Select Page

EU at the UN

The EU's commitment to effective multilateralism, with the UN at its core, is a central element of its external action. As a UN observer with enhanced status, the EU delegation coordinates with its 28 Member States to speak with one voice. The EU also works closely with the UN secretariat and its agencies, funds & programmes, partnering on a range of global issues and challenges.

The European Union and its Member States wish to reiterate their satisfaction with the outcomes of the 10th meeting of the Conference of the Parties to the Convention on Biological Diversity in October last year in Japan and its commitment to its successful implementation.

The Nagoya Protocol on Access to Genetic Resources and the Fair and Equitable Sharing of Benefits arising from their Utilization (ABS Protocol) is a key pillar of this successful outcome.

The European Union and its Member States have actively worked in the last months to follow up to the commitments they made in Nagoya.

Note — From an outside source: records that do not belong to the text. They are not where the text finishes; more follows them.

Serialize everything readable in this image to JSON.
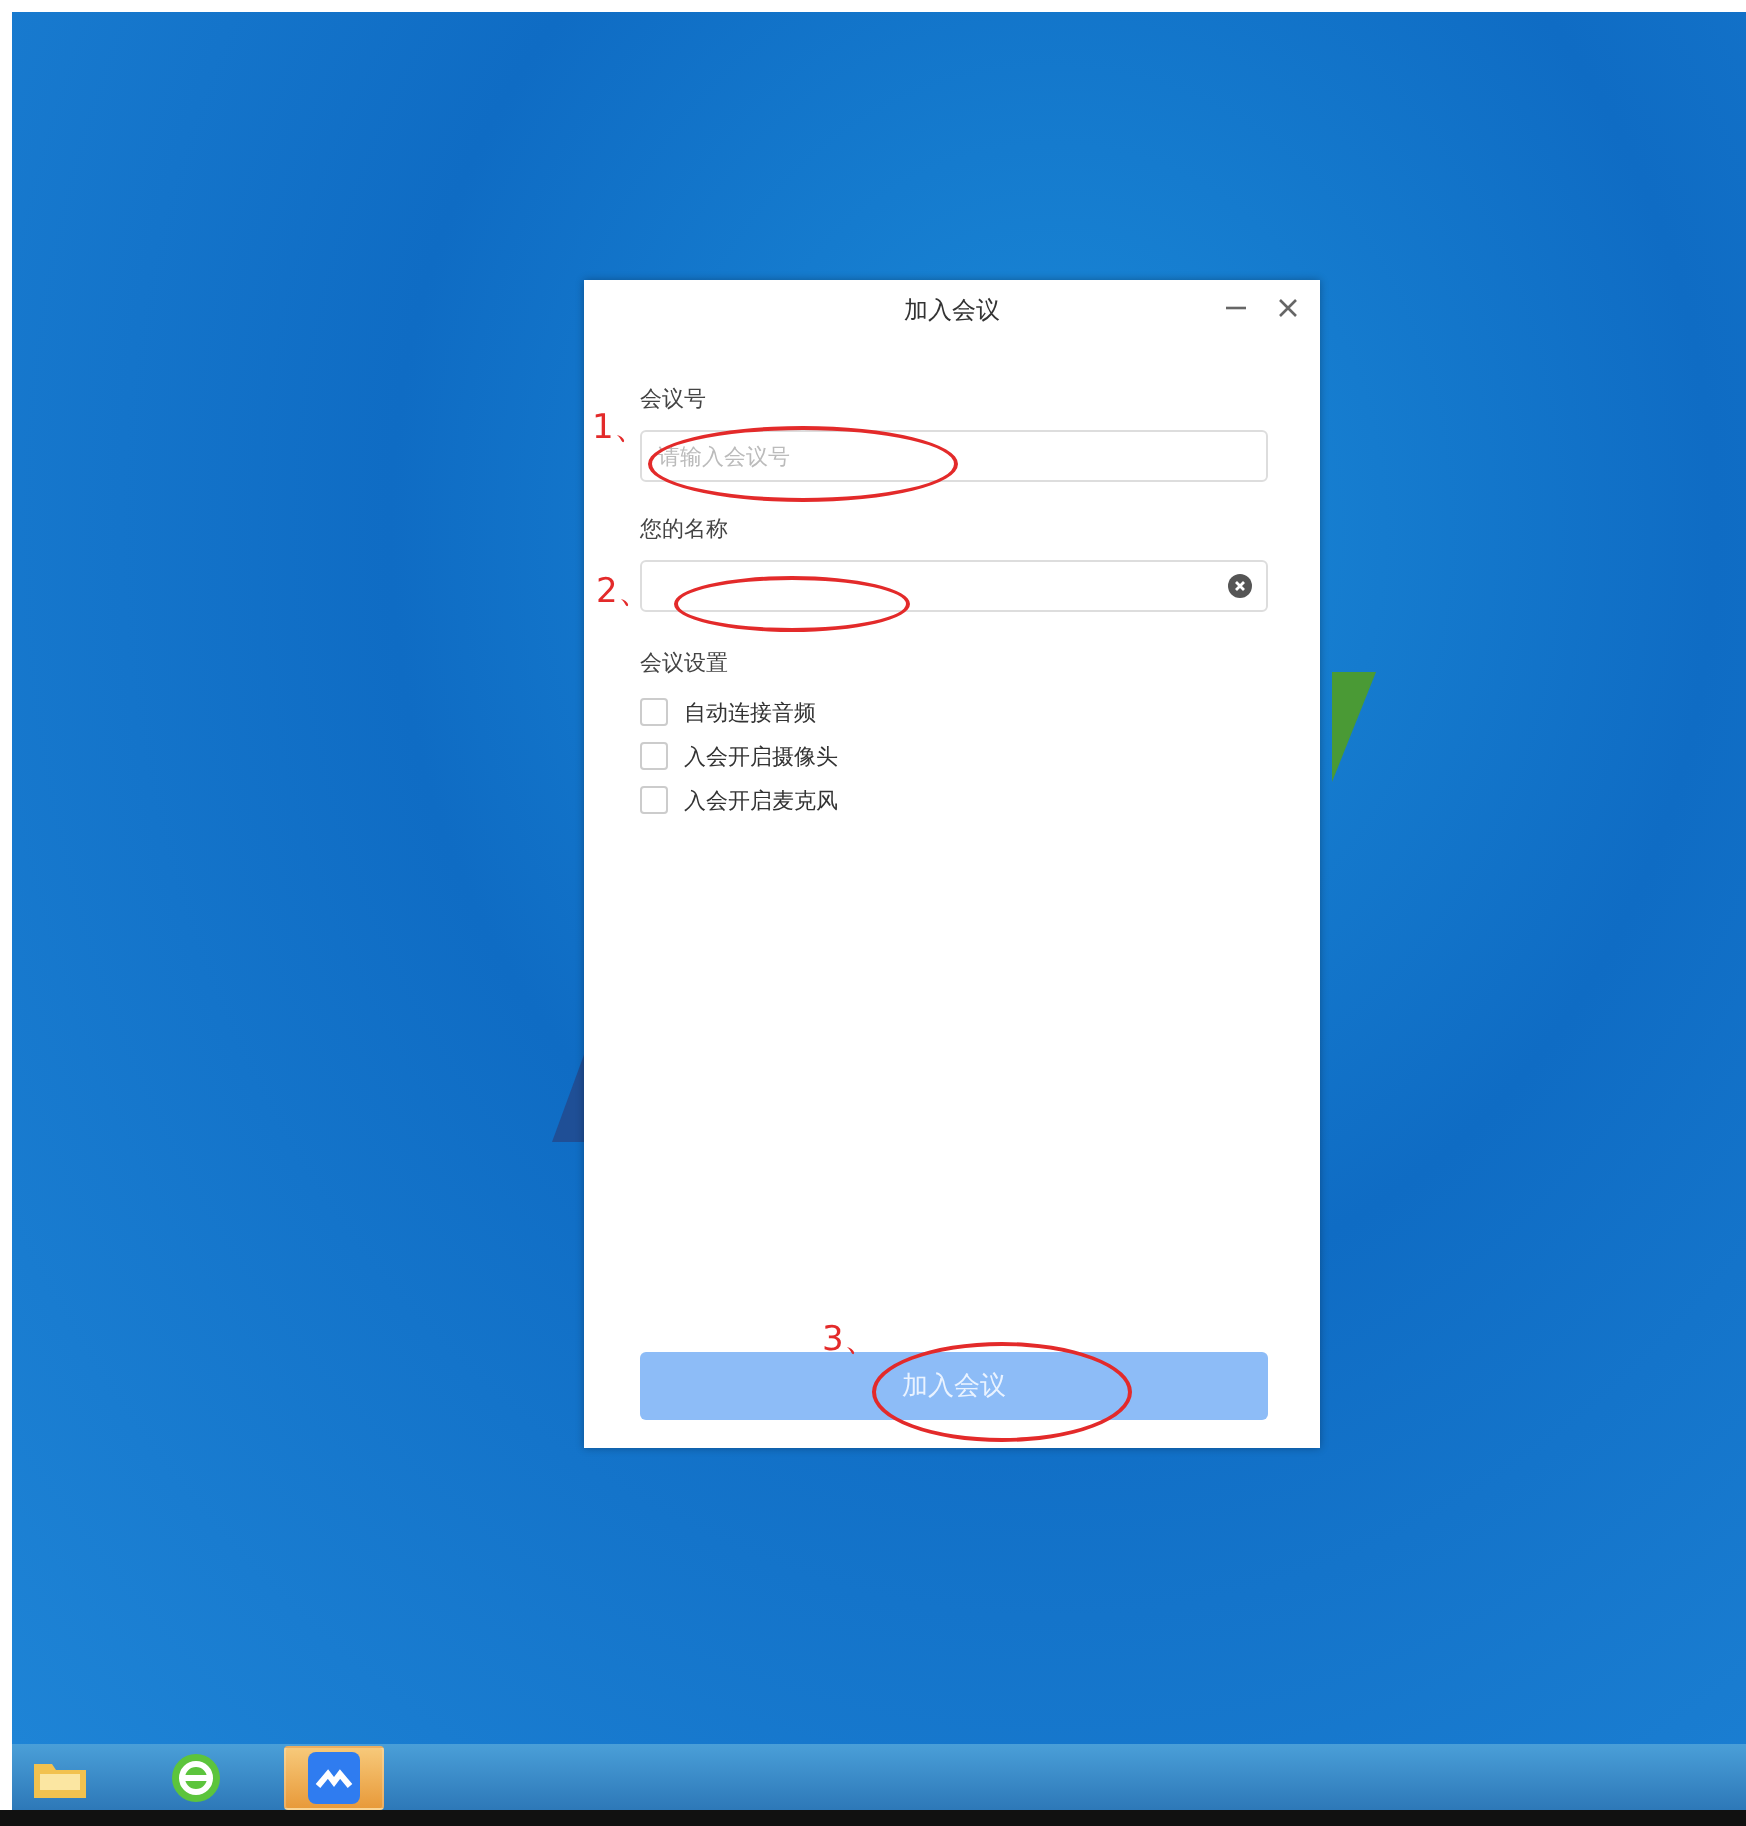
{
  "dialog": {
    "title": "加入会议",
    "fields": [
      {
        "label": "会议号",
        "placeholder": "请输入会议号",
        "clearable": false
      },
      {
        "label": "您的名称",
        "clearable": true
      }
    ],
    "settings_title": "会议设置",
    "options": [
      {
        "label": "自动连接音频",
        "checked": false
      },
      {
        "label": "入会开启摄像头",
        "checked": false
      },
      {
        "label": "入会开启麦克风",
        "checked": false
      }
    ],
    "join_button": {
      "label": "加入会议",
      "disabled": true
    }
  },
  "annotations": [
    {
      "label": "1、"
    },
    {
      "label": "2、"
    },
    {
      "label": "3、"
    }
  ],
  "taskbar": {
    "items": [
      {
        "kind": "folder",
        "selected": false
      },
      {
        "kind": "browser",
        "selected": false
      },
      {
        "kind": "meeting",
        "selected": true
      }
    ]
  }
}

Among steps taken, is last week’s decision of the Council to sign, on behalf of the EU, the Nagoya Protocol. The Council states however, that the signature of the Nagoya Protocol will only take place once the correction procedure to the original text of the Protocol (French version) and to the certified true copies, which was launched by the Secretary-General of the United Nations on 18 March 2011, is completed.

For the same reasons, the signature of the Nagoya protocol by the 27 Member States of the European Union would only take place as soon as possible once the correction procedure is completed on 19 June.

We wish to emphasize that this obstacle to signing today is of technical nature and to bring our partners’ attention to other active steps taken by The European Commission and the 27 Member States of the European Union for the timely ratification and implementation of the Nagoya Protocol.

Most importantly, on May 3, the European Commission adopted a new strategy to halt the loss of biodiversity and ecosystem services in the EU by 2020, in line with the commitments made by EU leaders in March 2010, and in line with the global commitments made in Nagoya in October 2010. The strategy targets and actions proposed by the European Commission need to be endorsed by the European Parliament and the Council of EU ministers for the environment.

According to the strategy, the prompt ratification of the Nagoya Protocol is needed for the EU “to continue to lead international biodiversity policy,” as is the fulfilment of specific commitments relating to resource mobilization undertaken under the CBD.

The European Commission is also working on a detailed roadmap and proposals for implementing the Nagoya Protocol in the Union, so the EU can ratify the Protocol as soon as possible.

FaceBook Twitter